Happy Thanksgiving aka “Turkey Day”!

It’s Thanksgiving in America today or what I like to call, “Turkey Day”.  Hmmmm…turkey…yum!  I love the fact that there is a dedicated holiday to focus on giving thanks!  We don’t really observe something like it in South Africa, but I honestly wish we could.  Someone get on that?  I know it may seem so simple to cultivate an attitude of gratitude, but it is a lot more than just listing a few things each evening that you’re grateful for or just giving thanks once a year!

After all the political upheaval happening in America, I was wondering if Thanksgiving this year was especially poignant?  It is easy to be thankful and to express gratitude when things are going our way or if we have a glorious feast spread out before us (I’m all about dat baste! Haha!).  But what about the times when things aren’t going our way?

I am sure many Americans are not feeling particularly thankful this season.  They are probably feeling quite fearful…what does the future hold?  And what does this mean for your businesses and economy?  It may come as a surprise (or not), but we South Africans know those sensations and fears intimately.  We have been grappling with them this entire year.  2016 wasn’t the best year for our country and sadly the mood is rather unthankful.  So how to cultivate an attitude of gratitude in such an environment?

But, as I am sure you are going to read and hear about a million times over today, we shouldn’t just be grateful on one day a year.  We should rather practice gratitude daily.  I have learned that practicing gratitude, especially when it is difficult, lifts you out of the slumps and reminds you that there is always HOPE.  I sometimes feel surrounded by negativity.  I hear words spoken over my country, sad and heavy words, words like “This country has gone to waste and will never be the same again” or, “Our future and the future for our children is ruined” or, “It’s pointless, we may as well leave”.  We can leave, but go where?  It hurts my heart to have this burden of negativity surrounding me all the time.  So, in that moment, I began to think of all the things I love and I am grateful for in South Africa.

I am grateful for the sunshine, it is almost always light and bright here.  The attitude of many may be gloomy, but the weather certainly isn’t.  I am grateful for the food, which is costly, but still good and nutritious.  I am thankful for the culture of sharing and community.  If you go anywhere in South Africa on a Saturday afternoon, from the city centre to the far out rural villages, chances are high you will see people coming together for a braai, which is more than just a BBQ, it is community.  These small things that I am grateful for won’t solve the problems in my country, but they did make me feel less afraid, less burdened and more hopeful.  And hopefully that attitude will be catching!

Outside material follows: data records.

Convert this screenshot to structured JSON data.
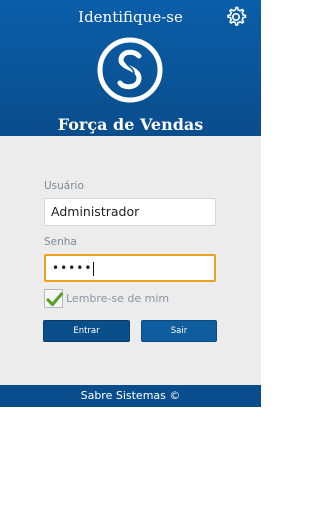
{
  "header": {
    "title": "Identifique-se",
    "app_name": "Força de Vendas",
    "settings_icon": "gear-icon",
    "logo_icon": "sabre-s-logo"
  },
  "form": {
    "username_label": "Usuário",
    "username_value": "Administrador",
    "password_label": "Senha",
    "password_value": "•••••",
    "remember_label": "Lembre-se de mim",
    "remember_checked": true,
    "enter_label": "Entrar",
    "exit_label": "Sair"
  },
  "footer": {
    "text": "Sabre Sistemas ©"
  },
  "colors": {
    "header_blue": "#0a5ea9",
    "footer_blue": "#0a4d8c",
    "focus_orange": "#f0a020",
    "check_green": "#5aa02c",
    "form_bg": "#ececec"
  }
}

I believe that you attract into your life what you focus on.  Like attracts like.  So, when we practice true gratitude for the blessings in our lives, we begin to draw more blessings in.  It’s not necessarily some invisible force pulling blessings into your life, but rather you become more attuned to opportunities to be blessed.  You are more aware of things to be grateful for!  True gratitude isn’t the act of mechanically listing the blessings in our lives every night before we go to sleep.

Gratitude is an Attitude.

It’s a mindset of thankfulness and joy for the wonderful blessings in our lives.  Our hearts and minds are lifted in joy when we reflect on the beauty and love surrounding us.  It’s a heartfelt acknowledgement that our lives would not be as happy as they are now if we didn’t have those blessings.

That’s where Faith comes in. Gratitude and Faith go hand in hand.  Gratitude is reflecting on and being thankful for the blessings we do have, while Faith affirms that more are on the way.  Maybe not everything in our lives is the way we want it to be, but some things are wonderful, and the things that aren’t so wonderful will get better in time.

Studies have shown that gratitude can be learned and increased (McCullough and Emmons 2003).  Results showed that participants who kept weekly journals noting how they felt while recording five things they were grateful for, that after 10 weeks of this practice, those individuals reported fewer health complaints and increased well-being.  This study showed that a conscious focus on blessings may have many emotional and interpersonal benefits!

I do however want to make very clear that you shouldn’t practice gratitude to avoid or deny negative things in your life.  And expressing gratitude is not just for the big things either!  Enjoying a cup of coffee, having a lovely conversation and so on are all examples of things one can be grateful for.  Remember, gratitude is not about a (downward) comparison.  Of course, things can be worse!  But focusing on that is not the essence of gratitude.  It is possible to be grateful for something without making the comparison to people who are worse off!

There are many things in our lives, both big and small, for which we can express gratitude.  So, for the next week, I want to encourage you to list the thing that you are grateful for.  Why not start today?  Some examples would be supportive relationships, things and actions that others have done for you, a really good cup of coffee or rain falling softly outside.  Write them down and then let me know how you feel and what you begin to notice in yourself and the world around you!

Before you go, I can’t help but share this hilarious video about Thanksgiving!

Have a wonderful “Turkey Day” and eat, drink, give thanks and be merry!